Mr. Tan­credo, a for­mer pres­i­den­tial can­di­date who has cham­pi­oned clamp­ing down on il­le­gal im­mi­gra­tion, named Mr. Hick­en­looper, say­ing “blood from this in­ci­dent is on his hands.”

“How many more peo­ple have to die be­fore Gov­er­nor Rit­ter and his open-bor­ders al­lies get the pic­ture?” Mr. Tan­credo said. “There are a num­ber of steps the gov­er­nor could have taken and now should take if he wants to con­vince us he has in­deed seen the light. I will once again pro­vide him with a road map to a suc­cess­ful pol­icy deal­ing with crim­i­nal aliens.”

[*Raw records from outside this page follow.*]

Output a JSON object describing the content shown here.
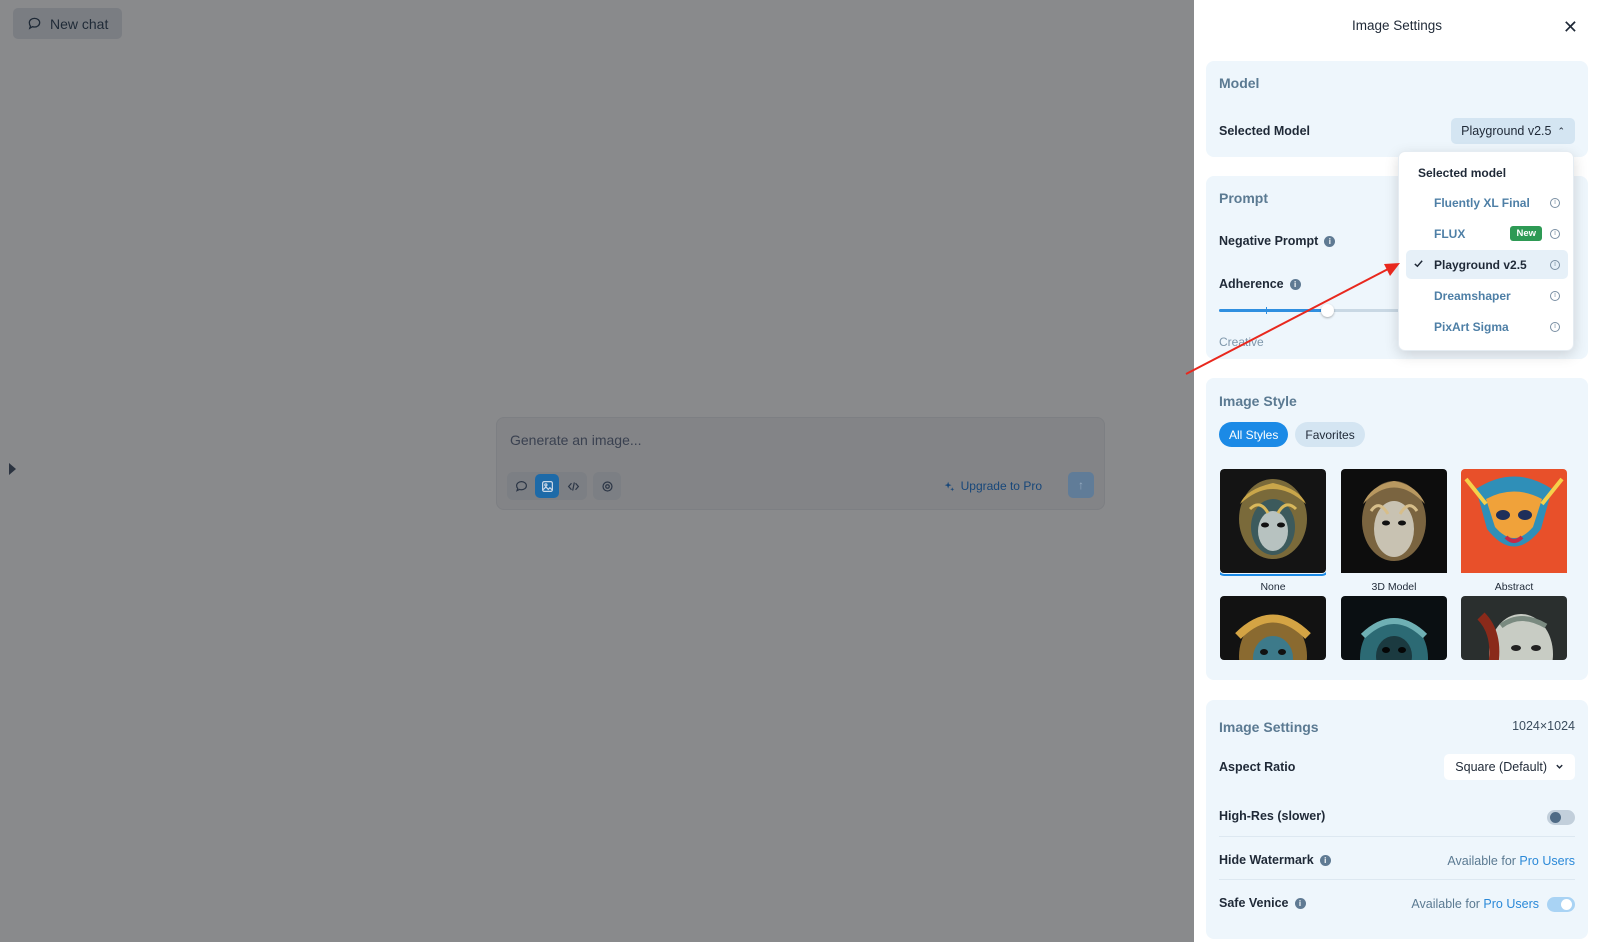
{
  "header": {
    "new_chat_label": "New chat"
  },
  "composer": {
    "placeholder": "Generate an image...",
    "upgrade_label": "Upgrade to Pro"
  },
  "panel": {
    "title": "Image Settings",
    "model": {
      "title": "Model",
      "selected_label": "Selected Model",
      "selected_value": "Playground v2.5"
    },
    "prompt": {
      "title": "Prompt",
      "negative_label": "Negative Prompt",
      "adherence_label": "Adherence",
      "adherence_value": 0.6,
      "creative_label": "Creative"
    },
    "style": {
      "title": "Image Style",
      "tabs": [
        "All Styles",
        "Favorites"
      ],
      "thumbs": [
        {
          "label": "None",
          "selected": true
        },
        {
          "label": "3D Model",
          "selected": false
        },
        {
          "label": "Abstract",
          "selected": false
        },
        {
          "label": "",
          "selected": false
        },
        {
          "label": "",
          "selected": false
        },
        {
          "label": "",
          "selected": false
        }
      ]
    },
    "settings": {
      "title": "Image Settings",
      "resolution": "1024×1024",
      "aspect_label": "Aspect Ratio",
      "aspect_value": "Square (Default)",
      "highres_label": "High-Res (slower)",
      "highres_on": false,
      "watermark_label": "Hide Watermark",
      "watermark_avail": "Available for",
      "pro_users": "Pro Users",
      "safe_label": "Safe Venice",
      "safe_avail": "Available for",
      "safe_on": true
    }
  },
  "dropdown": {
    "header": "Selected model",
    "items": [
      {
        "label": "Fluently XL Final",
        "badge": "",
        "active": false
      },
      {
        "label": "FLUX",
        "badge": "New",
        "active": false
      },
      {
        "label": "Playground v2.5",
        "badge": "",
        "active": true
      },
      {
        "label": "Dreamshaper",
        "badge": "",
        "active": false
      },
      {
        "label": "PixArt Sigma",
        "badge": "",
        "active": false
      }
    ]
  },
  "colors": {
    "accent": "#1b8ae6",
    "badge_green": "#2e9a55",
    "annotation_arrow": "#e8281e"
  }
}
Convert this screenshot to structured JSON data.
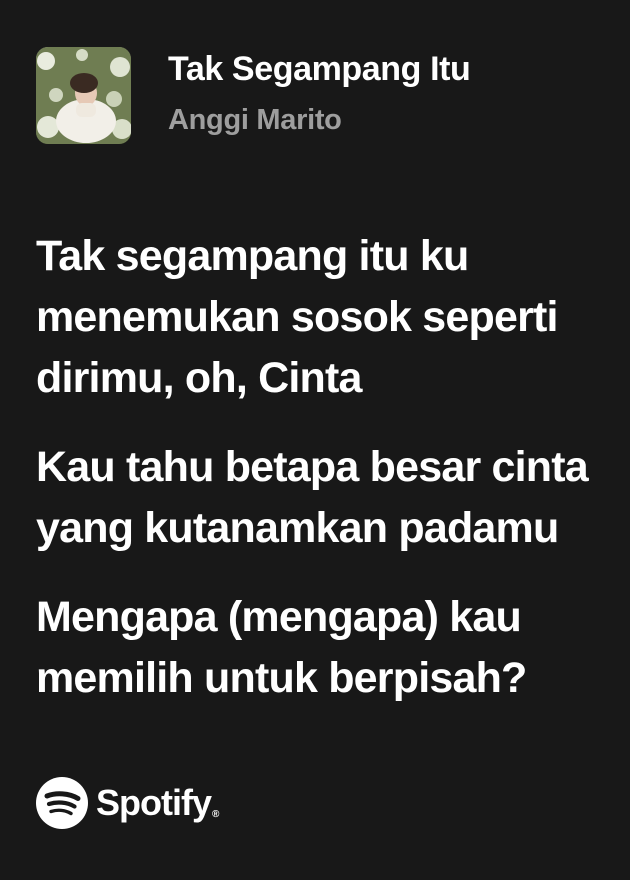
{
  "track": {
    "title": "Tak Segampang Itu",
    "artist": "Anggi Marito",
    "cover_icon": "album-cover-image"
  },
  "lyrics": [
    {
      "text": "Tak segampang itu ku menemukan sosok seperti dirimu, oh, Cinta"
    },
    {
      "text": "Kau tahu betapa besar cinta yang kutanamkan padamu"
    },
    {
      "text": "Mengapa (mengapa) kau memilih untuk berpisah?"
    }
  ],
  "brand": {
    "name": "Spotify",
    "registered": "®",
    "icon": "spotify-logo-icon"
  },
  "colors": {
    "background": "#181818",
    "primary_text": "#ffffff",
    "secondary_text": "#9e9e9e"
  }
}
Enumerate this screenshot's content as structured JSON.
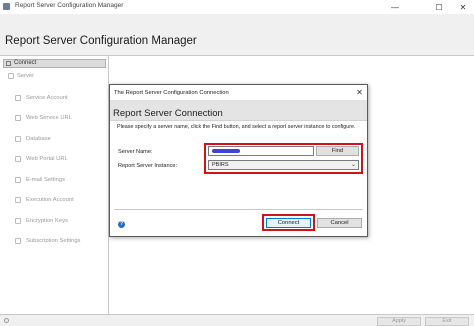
{
  "window": {
    "title": "Report Server Configuration Manager",
    "min_glyph": "—",
    "max_glyph": "☐",
    "close_glyph": "✕"
  },
  "header": {
    "title": "Report Server Configuration Manager"
  },
  "sidebar": {
    "connect_label": "Connect",
    "server_label": "Server",
    "items": [
      {
        "label": "Service Account",
        "icon": "service-account-icon"
      },
      {
        "label": "Web Service URL",
        "icon": "web-service-icon"
      },
      {
        "label": "Database",
        "icon": "database-icon"
      },
      {
        "label": "Web Portal URL",
        "icon": "web-portal-icon"
      },
      {
        "label": "E-mail Settings",
        "icon": "email-icon"
      },
      {
        "label": "Execution Account",
        "icon": "execution-account-icon"
      },
      {
        "label": "Encryption Keys",
        "icon": "encryption-keys-icon"
      },
      {
        "label": "Subscription Settings",
        "icon": "subscription-icon"
      }
    ]
  },
  "footer": {
    "apply_label": "Apply",
    "exit_label": "Exit"
  },
  "dialog": {
    "title": "The Report Server Configuration Connection",
    "close_glyph": "✕",
    "heading": "Report Server Connection",
    "instructions": "Please specify a server name, click the Find button, and select a report server instance to configure.",
    "server_name_label": "Server Name:",
    "server_name_value": "",
    "find_label": "Find",
    "instance_label": "Report Server Instance:",
    "instance_value": "PBIRS",
    "instance_caret": "⌄",
    "help_glyph": "?",
    "connect_label": "Connect",
    "cancel_label": "Cancel"
  },
  "colors": {
    "highlight": "#d0121c",
    "redaction": "#3b46d8",
    "accent": "#0078d7"
  }
}
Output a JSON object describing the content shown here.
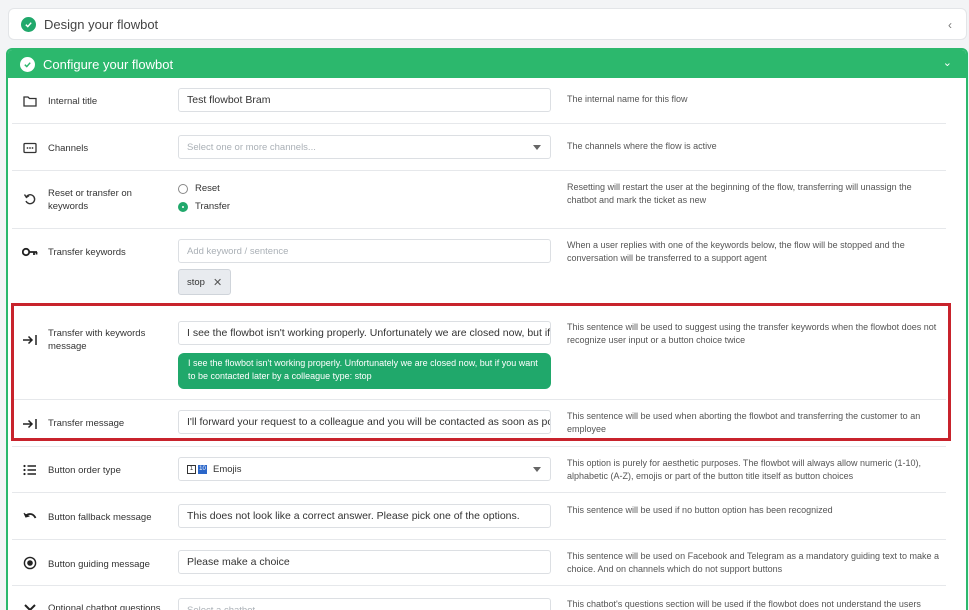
{
  "panels": {
    "design": {
      "title": "Design your flowbot",
      "chevron": "‹"
    },
    "configure": {
      "title": "Configure your flowbot",
      "chevron": "⌄"
    }
  },
  "rows": {
    "internal_title": {
      "label": "Internal title",
      "value": "Test flowbot Bram",
      "desc": "The internal name for this flow",
      "icon": "folder-icon"
    },
    "channels": {
      "label": "Channels",
      "placeholder": "Select one or more channels...",
      "desc": "The channels where the flow is active",
      "icon": "channels-icon"
    },
    "reset_transfer": {
      "label": "Reset or transfer on keywords",
      "options": [
        "Reset",
        "Transfer"
      ],
      "selected": "Transfer",
      "desc": "Resetting will restart the user at the beginning of the flow, transferring will unassign the chatbot and mark the ticket as new",
      "icon": "reset-icon"
    },
    "transfer_keywords": {
      "label": "Transfer keywords",
      "placeholder": "Add keyword / sentence",
      "tag": "stop",
      "tag_remove": "✕",
      "desc": "When a user replies with one of the keywords below, the flow will be stopped and the conversation will be transferred to a support agent",
      "icon": "key-icon"
    },
    "transfer_keywords_message": {
      "label": "Transfer with keywords message",
      "value": "I see the flowbot isn't working properly. Unfortunately we are closed now, but if you want to be contacted later by a colleague type: stop",
      "value_shown": "I see the flowbot isn't working properly. Unfortunately we are closed now, but if yo",
      "preview": "I see the flowbot isn't working properly. Unfortunately we are closed now, but if you want to be contacted later by a colleague type: stop",
      "desc": "This sentence will be used to suggest using the transfer keywords when the flowbot does not recognize user input or a button choice twice",
      "icon": "transfer-icon"
    },
    "transfer_message": {
      "label": "Transfer message",
      "value": "I'll forward your request to a colleague and you will be contacted as soon as possil",
      "desc": "This sentence will be used when aborting the flowbot and transferring the customer to an employee",
      "icon": "transfer-icon"
    },
    "button_order_type": {
      "label": "Button order type",
      "value": "Emojis",
      "desc": "This option is purely for aesthetic purposes. The flowbot will always allow numeric (1-10), alphabetic (A-Z), emojis or part of the button title itself as button choices",
      "icon": "list-icon",
      "emoji_1": "1",
      "emoji_2": "10"
    },
    "button_fallback": {
      "label": "Button fallback message",
      "value": "This does not look like a correct answer. Please pick one of the options.",
      "desc": "This sentence will be used if no button option has been recognized",
      "icon": "undo-icon"
    },
    "button_guiding": {
      "label": "Button guiding message",
      "value": "Please make a choice",
      "desc": "This sentence will be used on Facebook and Telegram as a mandatory guiding text to make a choice. And on channels which do not support buttons",
      "icon": "radio-icon"
    },
    "optional_questions": {
      "label": "Optional chatbot questions",
      "placeholder": "Select a chatbot",
      "desc": "This chatbot's questions section will be used if the flowbot does not understand the users",
      "icon": "chevron-down-icon"
    }
  },
  "colors": {
    "accent": "#2cb86d",
    "highlight": "#c8232c"
  }
}
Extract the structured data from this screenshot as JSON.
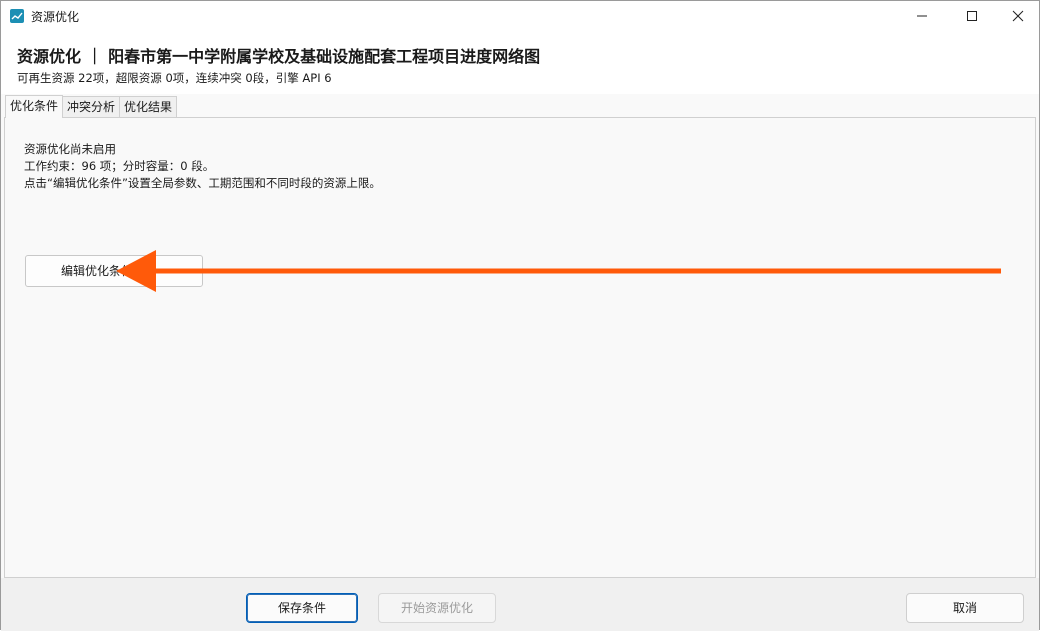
{
  "window": {
    "title": "资源优化"
  },
  "header": {
    "title": "资源优化 ｜ 阳春市第一中学附属学校及基础设施配套工程项目进度网络图",
    "subtitle": "可再生资源 22项，超限资源 0项，连续冲突 0段，引擎 API 6"
  },
  "tabs": [
    {
      "label": "优化条件",
      "active": true
    },
    {
      "label": "冲突分析",
      "active": false
    },
    {
      "label": "优化结果",
      "active": false
    }
  ],
  "panel": {
    "status": "资源优化尚未启用",
    "constraints": "工作约束：96 项；分时容量：0 段。",
    "hint": "点击“编辑优化条件”设置全局参数、工期范围和不同时段的资源上限。",
    "edit_button_label": "编辑优化条件"
  },
  "footer": {
    "save_label": "保存条件",
    "start_label": "开始资源优化",
    "cancel_label": "取消"
  },
  "annotation": {
    "arrow_color": "#ff5a0a"
  }
}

Mr. Hick­en­looper coun­tered that Den­ver rou­tinely refers more than 2,000 ar­restees to fed­eral im­mi­gra­tion of­fi­cials. “No mat­ter how many times Con­gress­man Tan­credo says it, Den­ver is not a sanc­tu­ary city,” said Mr. Hick­en­looper.

Fed­eral law re­quires co­op­er­a­tion with im­mi­gra­tion au­thor­i­ties, but many lo­cal­i­ties have passed their own laws or poli­cies pre­vent­ing po­lice or other of­fi­cials from re­port­ing il­le­gal im­mi­grants. Some cities ar­gue il­le­gal im­mi­grants who are vic­tims of crimes are more likely to come for­ward and re­port those crimes un­der sanc­tu­ary poli­cies.

Sanc­tu­ary cities are just one part of a broad im­mi­gra­tion de­bate that roiled the Repub­li­can pres­i­den­tial pri­mary early this year, but im­mi­gra­tion all but dis­ap­peared as an is­sue af­ter Sen. John McCain emerged from that con­test.

Both he and Demo­cratic pres­i­den­tial nom­i­nee Sen. Barack Obama agree on the gen­eral out­lines of le­gal­iz­ing il­le­gal im­mi­grants and re­vamp­ing the le­gal im­mi­gra­tion sys­tem, though Mr. McCain says bor­ders must be se­cured first, while Mr. Obama says all parts must be done at the same time.

Whether Den­ver is ac­tu­ally a sanc­tu­ary city has been de­bated for years. In his in­ter­view with the gov­er­nor, host Mike Rosen said that, on a scale of one to 10, with San Fran­cisco be­ing a 10 as sanc­tu­ary cities go, Den­ver was “about a seven.”

Colorado House Mi­nor­ity Leader Mike May blamed Mr. Rit­ter, point­ing to his record as Den­ver district at­tor­ney, when he was ac­cused of cut­ting deals with il­le­gal im­mi­grants to have charges against them re­duced.

“This re­cent tragedy now ap­pears to be the di­rect re­sult of such poli­cies, and I find it rep­re­hen­si­ble,” said Mr. May.

The gov­er­nor blasted Repub­li­cans for what he called “po­lit­i­cal pan­der­ing,” adding that “this is not the time or place.”

For­mer Gov. Dick Lamm, a Demo­crat and an out­spo­ken op­po­nent of il­le­gal im­mi­gra­tion, said too many pub­lic of­fi­cials “wink” at the is­sue.

“It’s of­ten said our im­mi­gra­tion sys­tem is bro­ken, but now our lawen­force­ment sys­tem seems to be bro­ken, too,” said Mr. Lamm.

DEN­VER POST

Marten Kudlis’ mother (right) grieves at the scene in Aurora, Colo., where the 3-year-old boy was killed in an ac­ci­dent last week. An il­le­gal im­mi­grant is charged with ve­hic­u­lar man­slaugh­ter and is be­ing held on $250,000 bail in the two-car crash that also killed two women.

DEN­VER POST

NOT DE­PORTED: Fran­cis Her­nan­dez, an il­le­gal im­mi­grant, is charged in three deaths.

Newspapers in English

Newspapers from USA

© PressReader. All rights reserved.